It was believed that the reserve that became tigerless in 2004, mainly because of poaching, would regain its past glory. But despite the phased translocation of six tigers ever since – including one who died after being poisoned by local villagers – the programme appears to have achieved little, thanks to the shoddy handling of the habitat.
It was only last Thursday that the forest department noticed that the radio collars put on two tigresses had not been working for the past six months.
The two male and three female tigers translocated during past three-four years have failed to reproduce, leaving experts flummoxed.
No hormonal imbalance, which could affect their fertility, has been detected. Successful mating was reported and research conducted by the Wildlife Institute of India even showed the onset of pregnancy but apparently the tigresses aborted.
Various reasons have been cited and solutions prescribed but authorities failed to take remedial measures.

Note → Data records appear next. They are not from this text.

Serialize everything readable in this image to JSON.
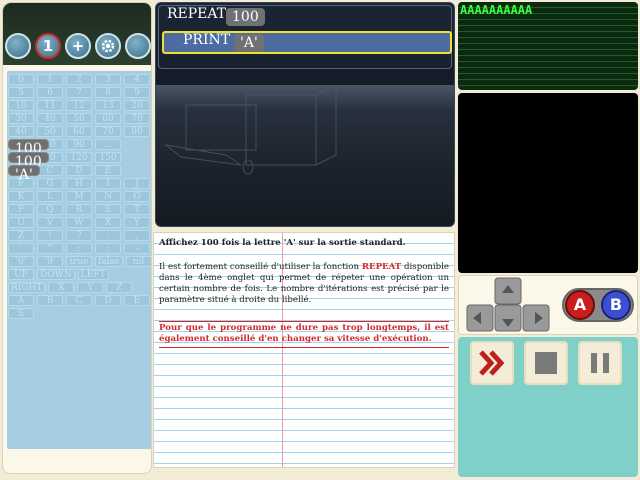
{
  "toolbar": {
    "button2_label": "1",
    "button3_label": "+"
  },
  "palette": {
    "rows": [
      [
        "0",
        "1",
        "2",
        "3",
        "4"
      ],
      [
        "5",
        "6",
        "7",
        "8",
        "9"
      ],
      [
        "10",
        "11",
        "12",
        "13",
        "20"
      ],
      [
        "30",
        "40",
        "50",
        "60",
        "70"
      ],
      [
        "40",
        "50",
        "60",
        "70",
        "80"
      ],
      [
        "60",
        "80",
        "90",
        "100",
        "..."
      ],
      [
        "80",
        "90",
        "100",
        "120",
        "150"
      ],
      [
        "'A'",
        "B",
        "C",
        "D",
        "E"
      ],
      [
        "F",
        "G",
        "H",
        "I",
        "J"
      ],
      [
        "K",
        "L",
        "M",
        "N",
        "O"
      ],
      [
        "P",
        "Q",
        "R",
        "S",
        "T"
      ],
      [
        "U",
        "V",
        "W",
        "X",
        "Y"
      ],
      [
        "Z",
        "!",
        "?",
        ".",
        ","
      ],
      [
        "'",
        "\"",
        ":",
        ";",
        "-"
      ],
      [
        "'0'",
        "'9'",
        "true",
        "false",
        "nil"
      ],
      [
        "UP",
        "DOWN",
        "LEFT"
      ],
      [
        "RIGHT",
        "X",
        "Y",
        "Z"
      ],
      [
        "A",
        "B",
        "C",
        "D",
        "E"
      ],
      [
        "S"
      ]
    ],
    "highlighted": [
      "100",
      "'A'"
    ]
  },
  "editor": {
    "line1_keyword": "REPEAT",
    "line1_value": "100",
    "line2_keyword": "PRINT",
    "line2_value": "'A'"
  },
  "instructions": {
    "title": "Affichez 100 fois la lettre 'A' sur la sortie standard.",
    "p1_before": "Il est fortement conseillé d'utiliser la fonction ",
    "p1_keyword": "REPEAT",
    "p1_after": " disponible dans le 4ème onglet qui permet de répeter une opération un certain nombre de fois. Le nombre d'itérations est précisé par le paramètre situé à droite du libellé.",
    "p2": "Pour que le programme ne dure pas trop longtemps, il est également conseillé d'en changer sa vitesse d'exécution."
  },
  "output": {
    "text": "AAAAAAAAAA"
  },
  "gamepad": {
    "a_label": "A",
    "b_label": "B"
  },
  "colors": {
    "accent_red": "#d42a2a",
    "output_green": "#38ff3a",
    "editor_highlight": "#f0e12e",
    "controls_teal": "#7fd0c8"
  }
}
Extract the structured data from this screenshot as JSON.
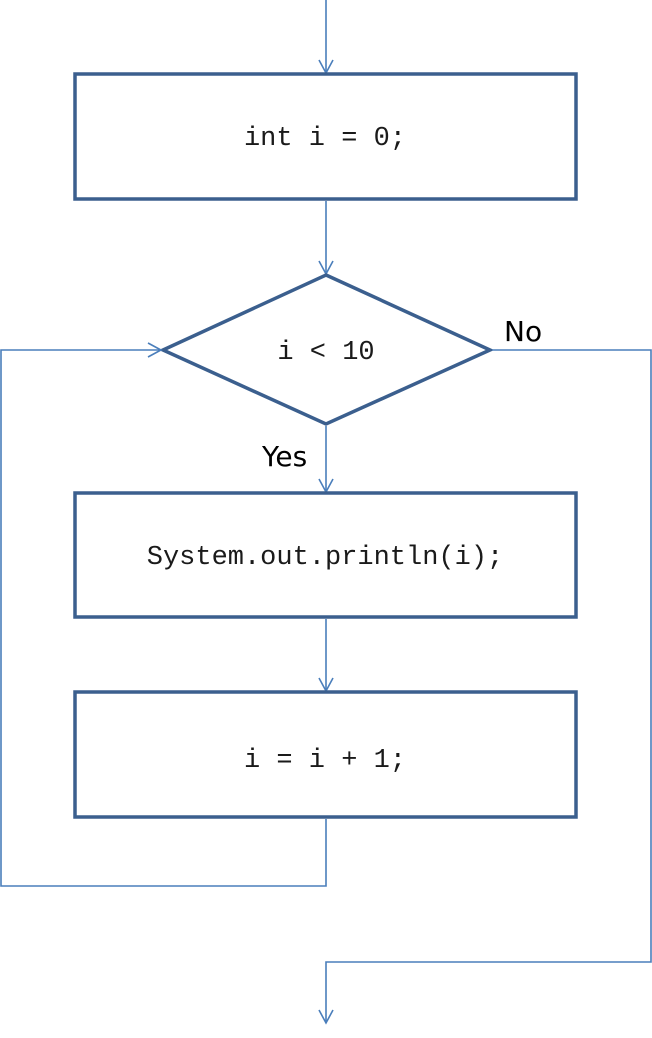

Significantly, the Panna Tiger Reserve in Madhya Pradesh that had become tigerless in 2009, has reported arrival of 12 cubs in the past two years after one male and three females were shifted there.
India Today news….